What is expected>
Could you write out each entry exactly as it reads?
--------
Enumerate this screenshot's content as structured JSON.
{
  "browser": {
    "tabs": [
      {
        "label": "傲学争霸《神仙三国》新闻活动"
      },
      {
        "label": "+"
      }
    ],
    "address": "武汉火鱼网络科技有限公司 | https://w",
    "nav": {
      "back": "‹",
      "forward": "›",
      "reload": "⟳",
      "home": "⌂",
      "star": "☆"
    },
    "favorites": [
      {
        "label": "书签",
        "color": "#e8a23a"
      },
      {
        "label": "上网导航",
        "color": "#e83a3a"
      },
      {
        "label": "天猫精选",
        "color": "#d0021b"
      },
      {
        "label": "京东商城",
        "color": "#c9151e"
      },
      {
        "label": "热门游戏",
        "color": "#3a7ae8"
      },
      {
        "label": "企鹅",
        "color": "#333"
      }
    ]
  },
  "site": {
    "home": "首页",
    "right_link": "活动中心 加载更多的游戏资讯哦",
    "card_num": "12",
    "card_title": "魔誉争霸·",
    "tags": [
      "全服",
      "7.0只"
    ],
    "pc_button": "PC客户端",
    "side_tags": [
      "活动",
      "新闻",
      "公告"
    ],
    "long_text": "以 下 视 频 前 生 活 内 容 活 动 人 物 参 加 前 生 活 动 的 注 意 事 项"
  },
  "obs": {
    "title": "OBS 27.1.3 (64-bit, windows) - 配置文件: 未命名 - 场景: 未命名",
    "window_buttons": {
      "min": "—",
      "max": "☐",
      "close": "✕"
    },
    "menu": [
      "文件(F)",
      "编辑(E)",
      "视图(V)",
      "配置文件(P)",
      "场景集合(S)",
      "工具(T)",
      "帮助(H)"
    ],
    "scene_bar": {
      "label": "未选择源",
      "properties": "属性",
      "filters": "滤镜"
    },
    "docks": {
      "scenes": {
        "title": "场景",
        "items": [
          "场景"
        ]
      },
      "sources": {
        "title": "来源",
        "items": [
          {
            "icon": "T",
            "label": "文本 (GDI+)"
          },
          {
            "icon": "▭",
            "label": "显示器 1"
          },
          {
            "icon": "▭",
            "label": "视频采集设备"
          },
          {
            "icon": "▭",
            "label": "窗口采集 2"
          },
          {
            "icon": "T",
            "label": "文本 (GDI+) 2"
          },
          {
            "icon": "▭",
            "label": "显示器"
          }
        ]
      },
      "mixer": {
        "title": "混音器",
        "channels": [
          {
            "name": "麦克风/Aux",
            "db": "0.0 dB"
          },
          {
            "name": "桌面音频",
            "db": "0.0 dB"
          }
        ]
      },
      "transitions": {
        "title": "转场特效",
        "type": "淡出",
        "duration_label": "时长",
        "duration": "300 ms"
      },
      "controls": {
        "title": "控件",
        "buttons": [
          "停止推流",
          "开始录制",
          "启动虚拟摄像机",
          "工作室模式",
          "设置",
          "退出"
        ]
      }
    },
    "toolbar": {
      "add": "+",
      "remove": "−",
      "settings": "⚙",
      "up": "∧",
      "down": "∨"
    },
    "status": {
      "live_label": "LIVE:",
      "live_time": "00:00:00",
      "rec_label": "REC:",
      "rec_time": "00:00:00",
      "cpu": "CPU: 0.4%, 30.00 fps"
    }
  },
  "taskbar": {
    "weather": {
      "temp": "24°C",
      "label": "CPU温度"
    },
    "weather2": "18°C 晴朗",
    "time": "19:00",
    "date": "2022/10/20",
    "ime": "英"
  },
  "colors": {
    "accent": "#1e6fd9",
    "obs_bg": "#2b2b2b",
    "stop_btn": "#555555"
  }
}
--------
Result of this task>
Enumerate this screenshot's content as structured JSON.
{
  "browser": {
    "tabs": [
      {
        "label": "傲学争霸《神仙三国》新闻活动"
      },
      {
        "label": "+"
      }
    ],
    "address": "武汉火鱼网络科技有限公司 | https://w",
    "nav": {
      "back": "‹",
      "forward": "›",
      "reload": "⟳",
      "home": "⌂",
      "star": "☆"
    },
    "favorites": [
      {
        "label": "书签",
        "color": "#e8a23a"
      },
      {
        "label": "上网导航",
        "color": "#e83a3a"
      },
      {
        "label": "天猫精选",
        "color": "#d0021b"
      },
      {
        "label": "京东商城",
        "color": "#c9151e"
      },
      {
        "label": "热门游戏",
        "color": "#3a7ae8"
      },
      {
        "label": "企鹅",
        "color": "#333"
      }
    ]
  },
  "site": {
    "home": "首页",
    "right_link": "活动中心 加载更多的游戏资讯哦",
    "card_num": "12",
    "card_title": "魔誉争霸·",
    "tags": [
      "全服",
      "7.0只"
    ],
    "pc_button": "PC客户端",
    "side_tags": [
      "活动",
      "新闻",
      "公告"
    ],
    "long_text": "以 下 视 频 前 生 活 内 容 活 动 人 物 参 加 前 生 活 动 的 注 意 事 项"
  },
  "obs": {
    "title": "OBS 27.1.3 (64-bit, windows) - 配置文件: 未命名 - 场景: 未命名",
    "window_buttons": {
      "min": "—",
      "max": "☐",
      "close": "✕"
    },
    "menu": [
      "文件(F)",
      "编辑(E)",
      "视图(V)",
      "配置文件(P)",
      "场景集合(S)",
      "工具(T)",
      "帮助(H)"
    ],
    "scene_bar": {
      "label": "未选择源",
      "properties": "属性",
      "filters": "滤镜"
    },
    "docks": {
      "scenes": {
        "title": "场景",
        "items": [
          "场景"
        ]
      },
      "sources": {
        "title": "来源",
        "items": [
          {
            "icon": "T",
            "label": "文本 (GDI+)"
          },
          {
            "icon": "▭",
            "label": "显示器 1"
          },
          {
            "icon": "▭",
            "label": "视频采集设备"
          },
          {
            "icon": "▭",
            "label": "窗口采集 2"
          },
          {
            "icon": "T",
            "label": "文本 (GDI+) 2"
          },
          {
            "icon": "▭",
            "label": "显示器"
          }
        ]
      },
      "mixer": {
        "title": "混音器",
        "channels": [
          {
            "name": "麦克风/Aux",
            "db": "0.0 dB"
          },
          {
            "name": "桌面音频",
            "db": "0.0 dB"
          }
        ]
      },
      "transitions": {
        "title": "转场特效",
        "type": "淡出",
        "duration_label": "时长",
        "duration": "300 ms"
      },
      "controls": {
        "title": "控件",
        "buttons": [
          "停止推流",
          "开始录制",
          "启动虚拟摄像机",
          "工作室模式",
          "设置",
          "退出"
        ]
      }
    },
    "toolbar": {
      "add": "+",
      "remove": "−",
      "settings": "⚙",
      "up": "∧",
      "down": "∨"
    },
    "status": {
      "live_label": "LIVE:",
      "live_time": "00:00:00",
      "rec_label": "REC:",
      "rec_time": "00:00:00",
      "cpu": "CPU: 0.4%, 30.00 fps"
    }
  },
  "taskbar": {
    "weather": {
      "temp": "24°C",
      "label": "CPU温度"
    },
    "weather2": "18°C 晴朗",
    "time": "19:00",
    "date": "2022/10/20",
    "ime": "英"
  },
  "colors": {
    "accent": "#1e6fd9",
    "obs_bg": "#2b2b2b",
    "stop_btn": "#555555"
  }
}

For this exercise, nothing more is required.